Etli ekmek, fresh from the community oven
Last night in Mardin, a hilltop town not far from the Syrian border in Turkey's southeast, we dined at Cercis Murat Konağı, a restaurant occupying a lovely old stone house. The mezze platter was, in Dave's (accurate) words, 'mind-blowing' -- a selection of perhaps a dozen dips, spreads, and nibbles based on ingredients like bulgur, garbanzo beans, tahini, walnuts, and pomegranate molasses with flavors that bounced from full, round, and nutty to bitingly spicy (from crushed dried red peppers) or sharply sour.
Yet it's not the meal we'll remember most from our time here. Service varied from patronizing ('No reservation?' we were asked, disbelievingly, upon our arrival; the dining room remained 2/3 empty throughout our meal) to AWOL. The dishes that followed our mezze were unremarkable. And the bill was outrageous -- almost twice the price of a raki-fueled mezze-based dinner at one of the restaurants on Nevizade Sokak in Istanbul.
While we're very much about food, for us it's the context that makes the meal. Bad vibes -- whether from annoying fellow diners or snooty wait staff -- cancel out deliciousness. And the right company and setting can raise a humble meal to heavenly.
A table with a view: Mardin's market
Late this afternoon we had that sort of meal.
We met Yusuf on our first morning in town, at a cay evi (tea house) in Mardin's lively market. Tables were few and he took a seat at ours. We began talking about this and that, and the conversation meandered for a couple of hours.
What can we say about Yusuf? This 60-year-old gentleman is so easy to be around. He's smart and thoughtful, knowledgeable about his hometown, and has a wonderful sense of humor. He speaks slowly and clearly (a dream for someone like me, struggling to unearth Turkish buried for more than a decade) -- not as if he's speaking to a slow learner, but as if most everything he says carries some import. And it does.
This morning we met again at the tea house.

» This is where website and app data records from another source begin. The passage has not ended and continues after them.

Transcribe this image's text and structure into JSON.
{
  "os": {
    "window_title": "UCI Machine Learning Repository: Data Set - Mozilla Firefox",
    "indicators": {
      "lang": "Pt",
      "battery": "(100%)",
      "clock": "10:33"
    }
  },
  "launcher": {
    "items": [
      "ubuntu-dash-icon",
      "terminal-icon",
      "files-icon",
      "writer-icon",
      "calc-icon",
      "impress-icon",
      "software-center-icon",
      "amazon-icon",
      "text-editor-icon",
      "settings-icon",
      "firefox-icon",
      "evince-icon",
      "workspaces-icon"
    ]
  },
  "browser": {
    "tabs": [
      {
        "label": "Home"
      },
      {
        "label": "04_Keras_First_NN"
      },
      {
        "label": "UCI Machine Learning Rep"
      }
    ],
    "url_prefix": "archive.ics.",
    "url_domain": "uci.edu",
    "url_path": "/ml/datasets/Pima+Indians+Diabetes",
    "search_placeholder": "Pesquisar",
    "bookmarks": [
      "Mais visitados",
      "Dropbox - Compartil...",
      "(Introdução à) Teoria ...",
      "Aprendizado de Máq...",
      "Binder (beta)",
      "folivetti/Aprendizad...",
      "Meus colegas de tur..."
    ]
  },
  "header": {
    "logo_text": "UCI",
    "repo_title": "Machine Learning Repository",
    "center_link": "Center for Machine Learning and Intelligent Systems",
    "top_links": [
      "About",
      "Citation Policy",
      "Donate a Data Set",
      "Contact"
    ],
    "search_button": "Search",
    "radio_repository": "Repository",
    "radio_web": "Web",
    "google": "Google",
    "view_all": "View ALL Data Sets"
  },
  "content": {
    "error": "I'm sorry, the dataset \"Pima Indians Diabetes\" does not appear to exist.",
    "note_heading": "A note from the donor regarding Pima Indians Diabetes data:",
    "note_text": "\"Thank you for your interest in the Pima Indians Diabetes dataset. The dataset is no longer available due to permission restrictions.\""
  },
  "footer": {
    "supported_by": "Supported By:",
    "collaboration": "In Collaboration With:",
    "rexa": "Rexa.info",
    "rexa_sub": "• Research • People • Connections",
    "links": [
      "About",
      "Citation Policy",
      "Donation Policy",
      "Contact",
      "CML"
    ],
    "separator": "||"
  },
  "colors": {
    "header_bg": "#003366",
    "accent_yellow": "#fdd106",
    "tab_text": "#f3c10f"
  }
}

He offered to show us an often overlooked local site and we took him up ib it. Afterwards he invited us to meet him at his shop in the market later for etli ekmek.
Yusuf, like most everyone in town, has his etli ekmek baked at a community fırın or oven -- usually the wood-fired contraption anchoring the local pide shop. Few homes have their own ovens and even if they do summer temperatures (above 90F these days) discourage their use.
It works like this:
Yusuf purchases 1/2 a kilo of lamb. He takes it home, minces it with pul biber (dried red pepper), salt, and a mystery spice (kamun -- translations welcome), then drops it off at the pide shop. There, they knead the meat into an equal weight of pide dough, form the result into 4 thin dough ovals, and pop them into the oven for 10 minutes.
Yusuf pays the pide shop 1 US dollar for the dough and the oven time. (If he were having something like güveç -- a sort of meat stew -- baked in the fırın it would cost perhaps U$ 1.30, to cover the 3 to 4-hour baking time.)
We arrived at Yusuf's shop at 4:30. The etli ekmek came out of the oven at 5 and were delivered to us within 5 minutes. The ekmek was fantastically delicious, meaty but not overwhelmingly so, a bit spicy, and with a texture reminiscent of a freshly baked cookie: crispy on the outside, soft and chewy within.
With the bread we ate cacik (chopped cucumbers mixed with yogurt), and then finished the meal with glasses of tea (delivered from the tea house) and juicy fres cherries.
While we ate, perched on stools at the entrance to Yusuf's shop, we talked about Islam and Christianity, the quality of lamb in Turkey and the preponderance of rice in Asia, pork ('Do you eat it? What does it taste like?' Yusuf asked), languages and America, marriage and children, kismet (fate), the evil eye, shoes (Yusuf sells them), and Ataturk.
'This is just everyday food,' Yusuf told us. Yet from our time in Mardin, this is the meal we'll most remember.